air date: 11/27/10 |  run time: 24:07
Season Two,  episode 09
Each January there is a festival held in the Cayman Islands, hosted by the Ritz Carlton Grand Cayman and my restaurant there, Blue, located inside of the hotel. We call the event, “The Cayman Cookout” and it is a chance for people to enjoy the Cayman Islands during a time when it is very cold at home, and to participate in discussions, cooking demonstrations, a casual cookout on the beach and a gala dinner for the finale. It is also an opportunity for me to gather together chefs from all around the United States to cook and enjoy some time away from their work at home. Each year I try and think of chefs and wine professionals that I am intrigued by and would like to get to know better to invite to be a part of the event. It is an opportunity to be together for a few days and to talk with each other about our work and trade ideas and inspiration.

This year at the cookout, I invited a group of chefs who really inspire me. One of my good friends is Anthony Bourdain who, for many years was the chef at the much-loved New York brasserie, Les Halles. More recently, Anthony has been busy writing and traveling the world, gathering material for his hit television show, No Reservations. He is a funny guy and a super chef and after all of the recent fame and attention that he has received, he is still the same, genuine guy that I have always known.

José Andrés is a fantastic chef who is originally from just outside of Barcelona, Spain. It was there, at the young age of 15 where José began cooking. Making his way to the U.S., José now owns several restaurants in Washington, D.C. including Café Atlantico and Minibar—a six-seat showcase for his fantastical, ultra-modern cuisine—and Bazaar, his newest restaurant in Los Angeles. I am impressed with how José is able to blur the lines between very classic, old-world flavor and cutting edge techniques of cooking and plating. He is one of the most lively, up-beat chefs I have ever known.

Chef Dean Fearing lives and works in Dallas, TX. His restaurant, Fearing’s, is heralded as a great example of innovative Southwestern cuisine. Dean grew up in Virginia with grandmothers who loved to cook. He spent a lot of time learning from them and still considers their instructions and recipes to be some of the most influential inspirations of his culinary life. He and I have that in common and we talked about watching our grandmothers cook and how their spirit still influences how we cook. He is a true Southern gentleman and a great chef.

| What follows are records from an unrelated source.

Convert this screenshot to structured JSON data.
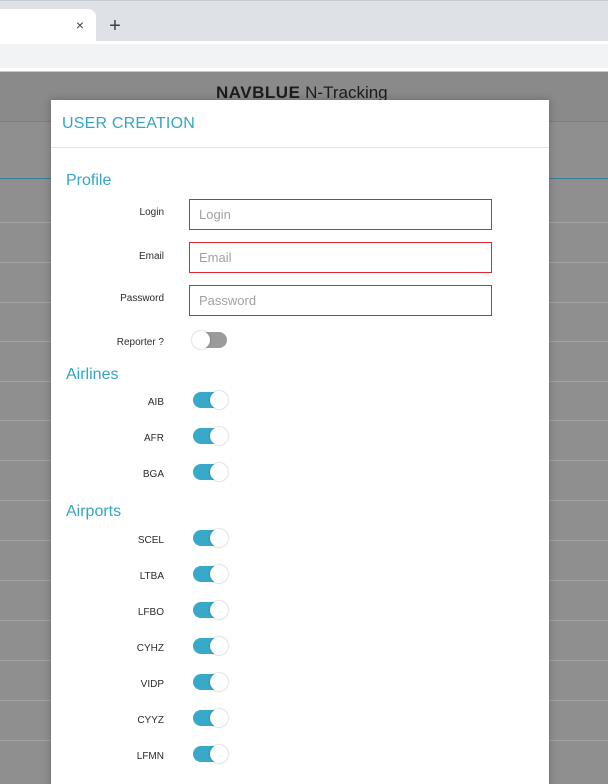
{
  "browser": {
    "close_tab_glyph": "×",
    "new_tab_glyph": "+"
  },
  "background": {
    "brand_bold": "NAVBLUE",
    "brand_rest": " N-Tracking"
  },
  "modal": {
    "title": "USER CREATION",
    "profile": {
      "title": "Profile",
      "login_label": "Login",
      "login_placeholder": "Login",
      "email_label": "Email",
      "email_placeholder": "Email",
      "password_label": "Password",
      "password_placeholder": "Password",
      "reporter_label": "Reporter ?",
      "reporter_on": false
    },
    "airlines": {
      "title": "Airlines",
      "items": [
        {
          "code": "AIB",
          "enabled": true
        },
        {
          "code": "AFR",
          "enabled": true
        },
        {
          "code": "BGA",
          "enabled": true
        }
      ]
    },
    "airports": {
      "title": "Airports",
      "items": [
        {
          "code": "SCEL",
          "enabled": true
        },
        {
          "code": "LTBA",
          "enabled": true
        },
        {
          "code": "LFBO",
          "enabled": true
        },
        {
          "code": "CYHZ",
          "enabled": true
        },
        {
          "code": "VIDP",
          "enabled": true
        },
        {
          "code": "CYYZ",
          "enabled": true
        },
        {
          "code": "LFMN",
          "enabled": true
        }
      ]
    }
  },
  "colors": {
    "accent": "#36a4c4",
    "toggle_on": "#38a9c9",
    "toggle_off": "#9b9b9b",
    "error_border": "#e0232f"
  }
}
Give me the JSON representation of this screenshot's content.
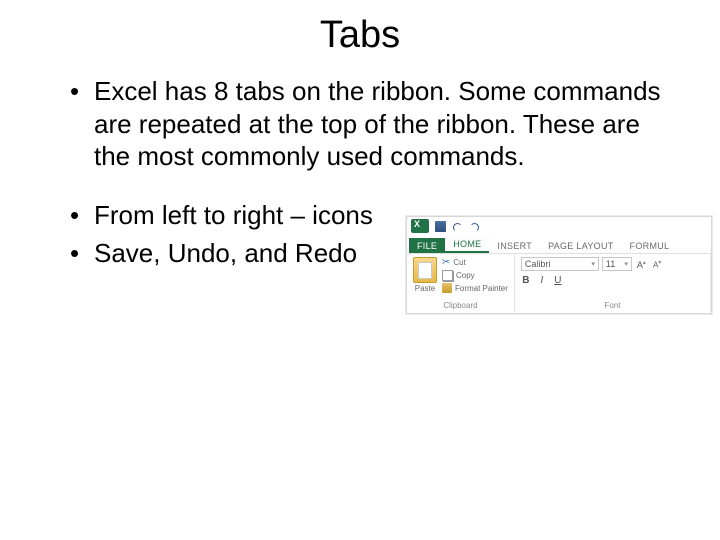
{
  "title": "Tabs",
  "bullets": [
    "Excel has 8 tabs on the ribbon.  Some commands are repeated at the top of the ribbon.  These are the most commonly used commands.",
    "From left to right – icons",
    "Save, Undo, and Redo"
  ],
  "ribbon": {
    "tabs": {
      "file": "FILE",
      "home": "HOME",
      "insert": "INSERT",
      "pagelayout": "PAGE LAYOUT",
      "formulas": "FORMUL"
    },
    "clipboard": {
      "paste": "Paste",
      "cut": "Cut",
      "copy": "Copy",
      "formatPainter": "Format Painter",
      "label": "Clipboard"
    },
    "font": {
      "name": "Calibri",
      "size": "11",
      "increase": "A",
      "decrease": "A",
      "bold": "B",
      "italic": "I",
      "underline": "U",
      "label": "Font"
    }
  }
}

Grant Achatz, who I have always wanted to get to know, agreed to be part of the event and it was a real pleasure to spend some time with him. Grant, through his Chicago restaurant, Alinea has made a definitive mark on American cuisine. Chef Achatz is intrigued with the science of food and technique and presents his progressive cuisine in a sophisticated way. A typical meal at Alinea might include 24 different courses!

David Chang is one of the most talked about chefs in the United States right now. His wildly successful East Village restaurant, Momofuku has grown into a family of five New York City restaurants ranging from Momofuku Noodle Bar, to Ko, a fourteen-seat fine dining space and most recently, Ma Peche, a 60-seat midtown restaurant. I have been around David in social settings and he is always ready to have a good time and enjoy himself. It was surprising to me when we sat down for a chat in the Caymans, to find out that he is very intense in the kitchen. He strives for perfection and wants his staff to continue to come up with the best food that they can create each day. Of course this is the hope of every chef and David is certainly producing some of the most delicious and interesting food in Manhattan.

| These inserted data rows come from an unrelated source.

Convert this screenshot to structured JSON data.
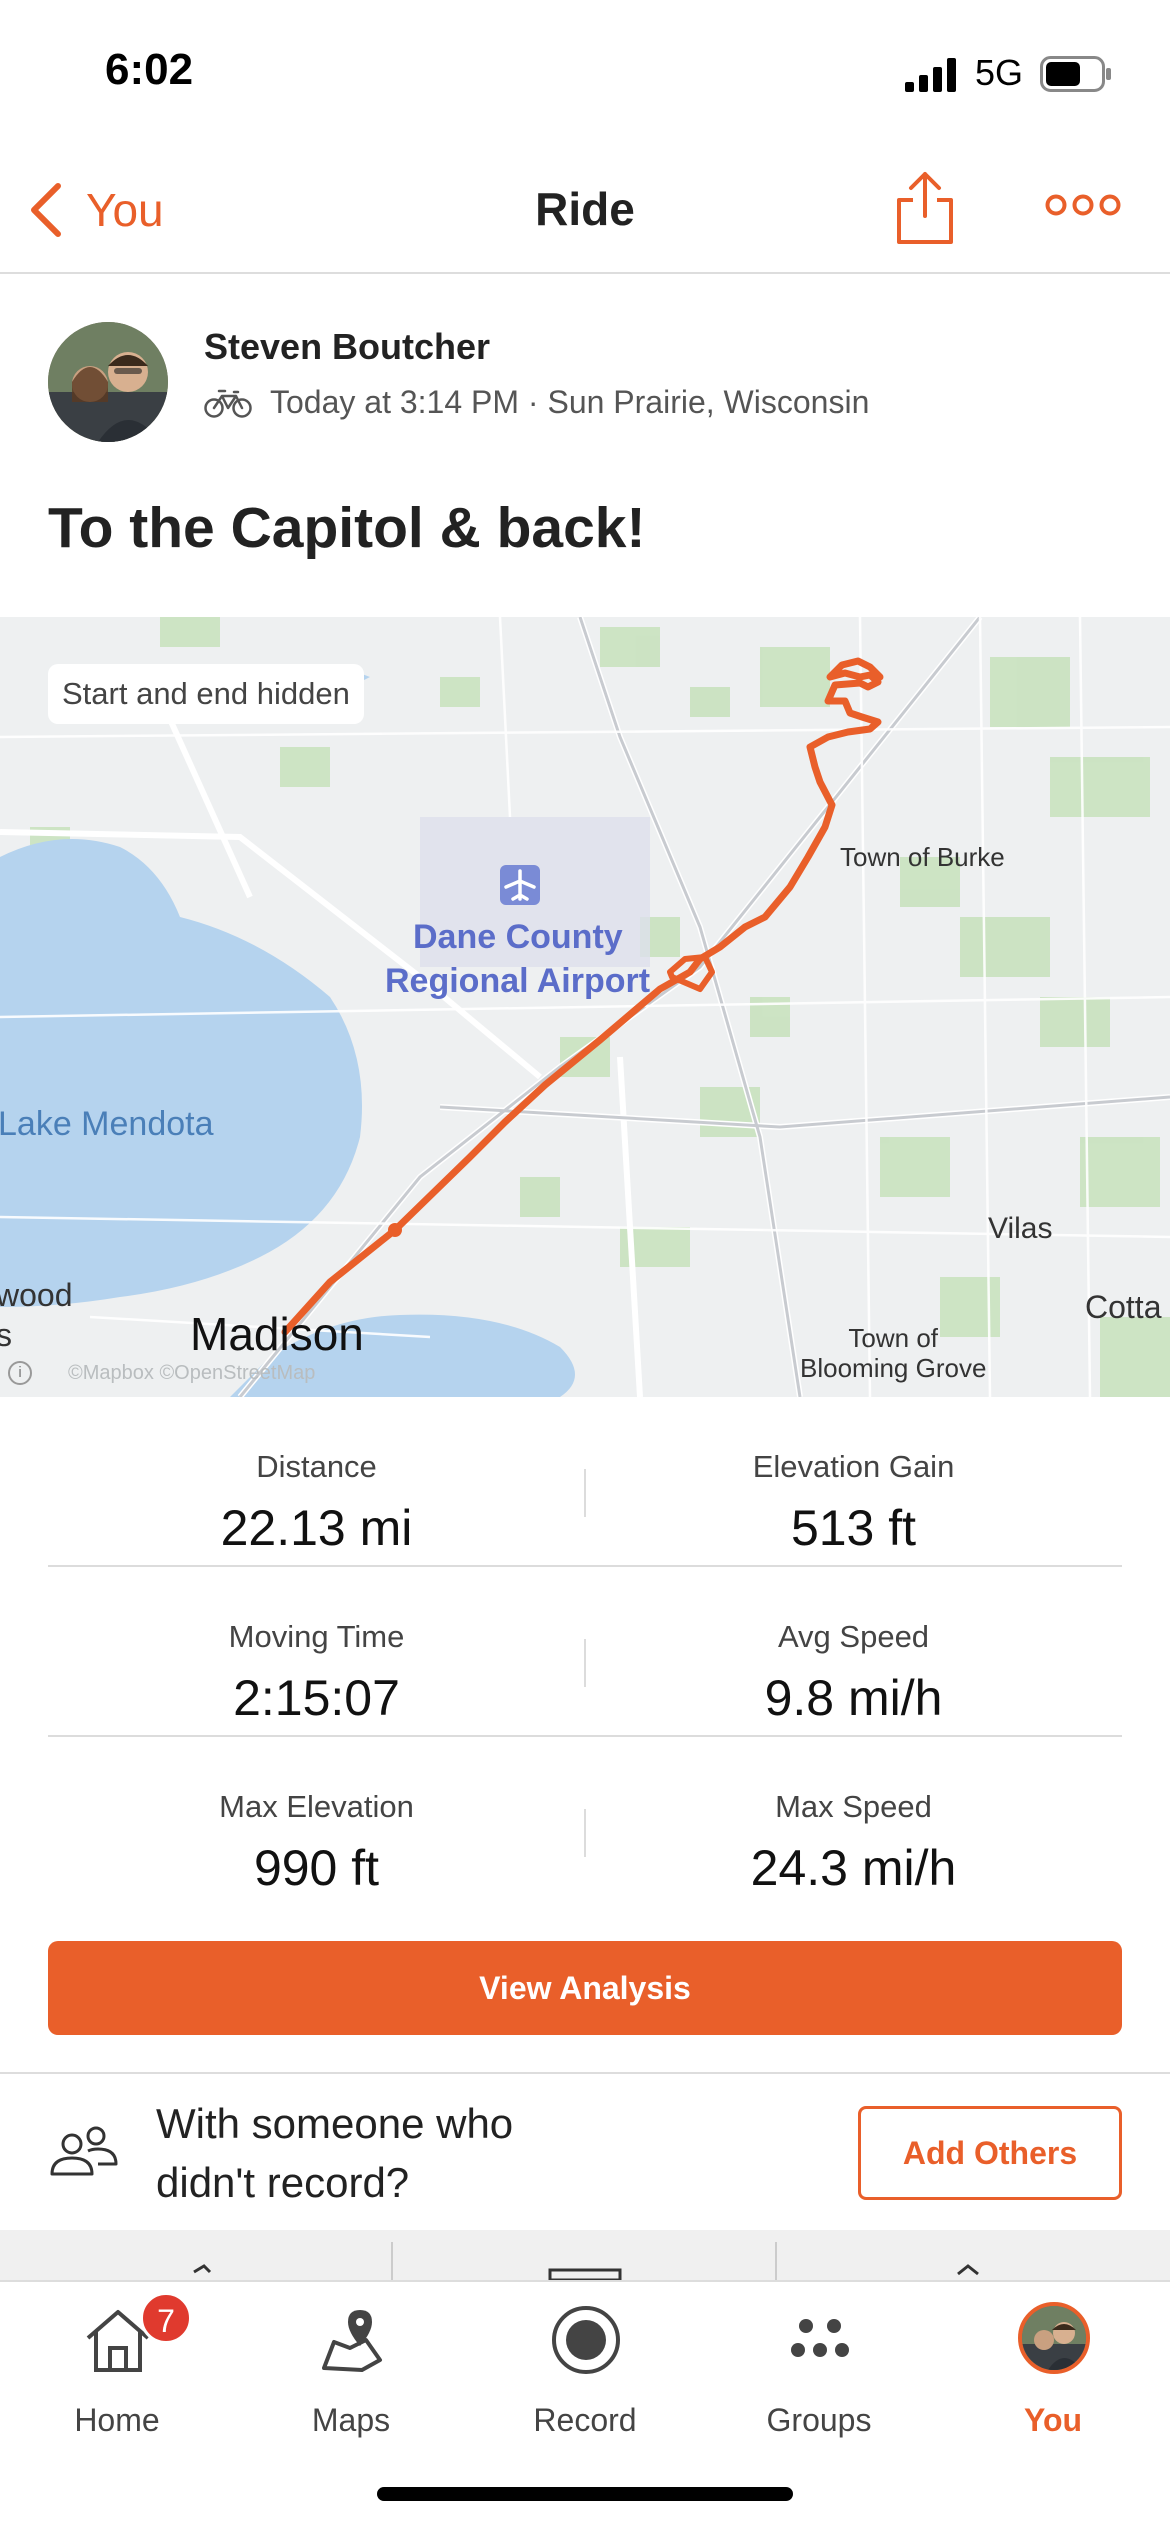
{
  "status_bar": {
    "time": "6:02",
    "network": "5G"
  },
  "nav": {
    "back_label": "You",
    "title": "Ride"
  },
  "athlete": {
    "name": "Steven Boutcher",
    "meta": "Today at 3:14 PM · Sun Prairie, Wisconsin"
  },
  "activity": {
    "title": "To the Capitol & back!"
  },
  "map": {
    "privacy_chip": "Start and end hidden",
    "labels": {
      "airport_line1": "Dane County",
      "airport_line2": "Regional Airport",
      "burke": "Town of Burke",
      "mendota": "Lake Mendota",
      "vilas": "Vilas",
      "madison": "Madison",
      "blooming_grove_line1": "Town of",
      "blooming_grove_line2": "Blooming Grove",
      "cotta": "Cotta",
      "wood": "wood",
      "s": "s"
    },
    "attribution": "©Mapbox ©OpenStreetMap",
    "route_color": "#e95f2a"
  },
  "stats": [
    {
      "left": {
        "label": "Distance",
        "value": "22.13 mi"
      },
      "right": {
        "label": "Elevation Gain",
        "value": "513 ft"
      }
    },
    {
      "left": {
        "label": "Moving Time",
        "value": "2:15:07"
      },
      "right": {
        "label": "Avg Speed",
        "value": "9.8 mi/h"
      }
    },
    {
      "left": {
        "label": "Max Elevation",
        "value": "990 ft"
      },
      "right": {
        "label": "Max Speed",
        "value": "24.3 mi/h"
      }
    }
  ],
  "actions": {
    "view_analysis": "View Analysis",
    "with_someone_line1": "With someone who",
    "with_someone_line2": "didn't record?",
    "add_others": "Add Others"
  },
  "tabbar": {
    "tabs": [
      {
        "label": "Home",
        "icon": "home-icon",
        "badge": "7"
      },
      {
        "label": "Maps",
        "icon": "maps-icon"
      },
      {
        "label": "Record",
        "icon": "record-icon"
      },
      {
        "label": "Groups",
        "icon": "groups-icon"
      },
      {
        "label": "You",
        "icon": "avatar"
      }
    ]
  },
  "colors": {
    "accent": "#e95f2a",
    "badge": "#e03a2e"
  }
}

The Cayman Island Cookout’s grand finale is a gala dinner that is held inside the dining room at Blue. Each guest chef creates a course and we all work together in the kitchen to prep, cook and help each other execute the dish. The experience is challenging but very fun because we hardly ever have an opportunity to work together and observe each other’s style. Working in a kitchen together, whether at home or at work really causes people to bond with each other—it is true teamwork.

I really loved being able to sit down and talk with each of these chefs individually and our conversations reveal some of their thoughts on technique, approach and also some interesting recollections from them about where their inspiration comes from. Like me, many of them really reach back to the food that they grew up with and enjoyed around a family table for the basis of their cooking. Starting with traditional flavors is a good way to apply ideas and techniques to make a dish familiar and comfortable, but surprising and new at the same time. Traditional comfort food is also what chefs usually turn to after working hard in the restaurant or at a special event like the gala dinner. Many times we cook very old-fashioned traditional recipes for our staff “family” meals at the restaurant. Back in my home kitchen, I was inspired to cook beef bourguingnon like the ones that my grandmother used to make. Hopefully, this week’s episode will shed a little light on the lives of these extraordinary chefs but also encourage you to think back to your own family traditions and how you can apply them to the way you entertain at home.